MEXICO CITY — The death toll in a massive fire at an illegally tapped pipeline in Mexico rose to 89 Monday as more of the injured have died at hospitals.
Health Secretary Jorge Alcocer said 51 victims severely burned in the fire were still in hospitals, two of them in Galveston, Texas.
The victims were gathering gasoline from an illegal pipeline tap in the central state of Hidalgo on Friday when the gas ignited, littering an alfalfa field with charred bodies.
The government reported Monday that an astonishing total of 14,894 such illegal taps had been found in 2018, an average of about 41 per day nationwide.
Hidalgo was the state with the highest number of such taps, with 2,121. The fire occurred in the small farming town of Tlahuelilpan, where 38 such taps were found in 2017 and 23 in 2018.
The fire occurred on a 14-inch underground steel pipeline that had been drilled, tapped and patched before.
President Andres Manuel Lopez Obrador said Mexico's fuel ducts are antiquated and decaying.
"These pipelines haven't been changed in more than 30 years, with thousands of illegal taps, patched-up pipelines without the capacity to carry fuel," he said Monday. "That is why it was decided to expand delivery with tanker trucks."
He said the government has signed contracts to buy 571 gas tanker trucks, which would be operated by the army.
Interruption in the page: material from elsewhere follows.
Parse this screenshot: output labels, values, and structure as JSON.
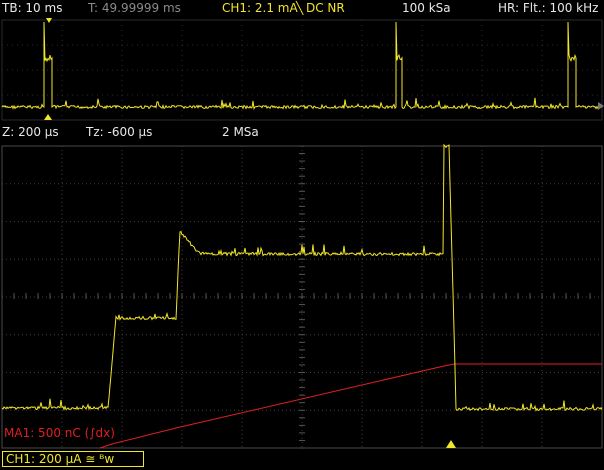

Civilian drivers have been recruited, but are now living at army bases, waiting for the trucks to arrive.
Lopez Obrador said he hopes to pay for some of the trucks by selling off the fleet of presidential and bodyguard vehicles which he has refused to use, as part of his government austerity plan.
Lopez Obrador launched an offensive against illegal taps soon after taking office Dec. 1, deploying 3,200 marines to guard pipelines and refineries while shutting off pipelines where taps were detected.
The pipeline shutdowns have resulted in fuel shortages and long lines at gas stations, something that might have swelled the number looking to gather illegal gas in the field where the fire broke out.
Tlahuelilpan resident Arely Calva Martinez said her brother, Marco Alfredo Calva, had been in the field on Friday and still hasn't been found. About 57 of the charred bodies were so badly burned they couldn't be recognized.
Calva Martinez said Marco, a teacher, needed gas to drive 1 1/2 hours each day to his job as a teacher.
"They didn't have gas because the gas stations weren't selling any, and he needed to get to work," said Calva Martinez. "I believe that if the gas stations had been selling gas, a lot of those people wouldn't have been there," she said of the victims.